Hazardous Waste Management

Environmental Cleanups—A Changing Landscape

Environmental Cleanups—A Changing Landscape

In the United States, according to the EPA, 51 percent of the population live within three miles of one of the 156 million sites involved in cleanup under control of the Office of Solid Waste and Emergency Response (OSWER). Of these, 30% (or 91 million) are brownfields, 35% (or 106 million) are corrective actions performed under the Resource Conservation and Recovery Act (RCRA CA), and 16% (or 49 million) are Superfund sites.

These sites exist everywhere, in big urban cities and small rural towns, but one thing many have in common is that they are located within three miles of populations that are minority (44%), low income (15%) , linguistically isolated (11%), and have less than a high school education (16%). While these numbers shed light on our nation’s legacy of pollution in disadvantaged areas, recent OSWER accomplishments are turning the tide.

“Hazardous Waste Remediation: How to Clean Up Brownfields in Compliance with CERCLA & RCRA” on Thursday, October 30. Understand the different programs designed to assist in redeveloping a brownfields site; the potential pitfalls; and the federal requirements you must follow. Find out more.

For example, before a site can be remediated it has to be identified and assessed. In FY 2013 the EPA funded states and tribes to complete 367 Superfund remedial site assessments or 48% of the total Superfund assessments, including:

  • Lead smelter sites—Working with states, the EPA has been evaluating 464 lead smelter sites identified in a 2001 report and work has now been performed at all of the sites with the following determinations made by the end of FY 2013:
    • 88 sites require no further federal Superfund involvement,
    • 11 sites need cleanup attention (and were placed on the National Priorities List (NPL) or have been referred to other state/federal cleanup programs) and
    • 1 site requires further assessment work before making a final decision.

Live Webinar: Hazardous Waste Remediation

Join us on October 30 when our two presenters will bring their years of experience in brownfields redevelopment and environmental regulatory compliance to deliver an in-depth presentation on hazardous waste remediation from brownfields.

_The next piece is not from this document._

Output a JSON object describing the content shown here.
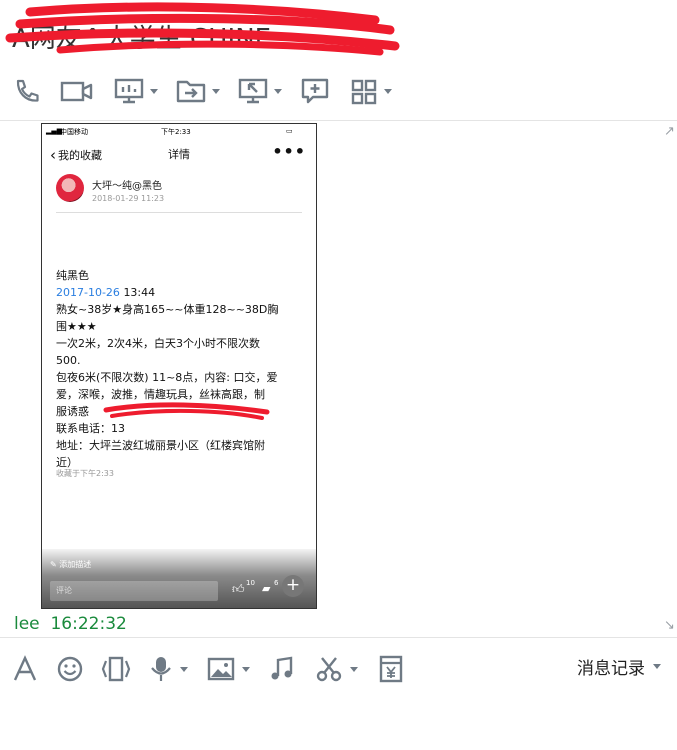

Register now.


  • RCRA Lean—“Lean” refers to methods by which EPA headquarters and regional offices have shortened process time frames by as much as 82% and reduced the number of process steps by more than 63%. In FY13, EPA Regions 7 and 3, partnered with Missouri, Virginia, the Association of State and Territorial Solid Waste Management Officials (ASTSWMO), industry and consultants to use Lean techniques to evaluate the RCRA Facility Investigation (RFI) phase of corrective action. The RFI process was selected because these investigations are the most time consuming and have not been revised in a significant amount of time. With the goal of eliminating non-value added activities and redundancies in the investigation phases, a Corrective Action Framework Agreement (CAFA) template was developed to serve as a guiding document clarifying the facility-specific goals and expectations for the RFI. Both Regions selected pilot facilities at which to implement a CAFA and all other Regions are in the process of doing the same. Based on preliminary estimates, the new process reduces the time required to complete an RFI by 73 percent.
  • Investing in Manufacturing Communities Partnership (IMCP)—A cross-agency effort to revitalize communities and the economy by attracting new manufacturing, and for the EPA, using remediated sites in those communities seeking the new investments. Through the Brownfield Area Wide Planning (AWP) and Targeted Brownfield Assessment programs, a “preference and priority” strategy has so far identified 37 programs across 12 agencies, and helps to link funding assistance with IMCO designees.
  • Increasing Efficiency and Effectiveness—EPA recently undertook the Superfund Program Review (SPR) to evaluate cleanup programs and processes in the face of “a challenging budget environment.” Five measures were established including two performance measures tracking Superfund and RCRA CA sites where human exposures are under control and two additional annual performance measures specifically assessing progress managing groundwater contamination. The fifth measure tracks Superfund RA completions measuring on-going progress and risk reduction at the project sites. In FY 2013, the EPA met or exceed all annual targets for these measures.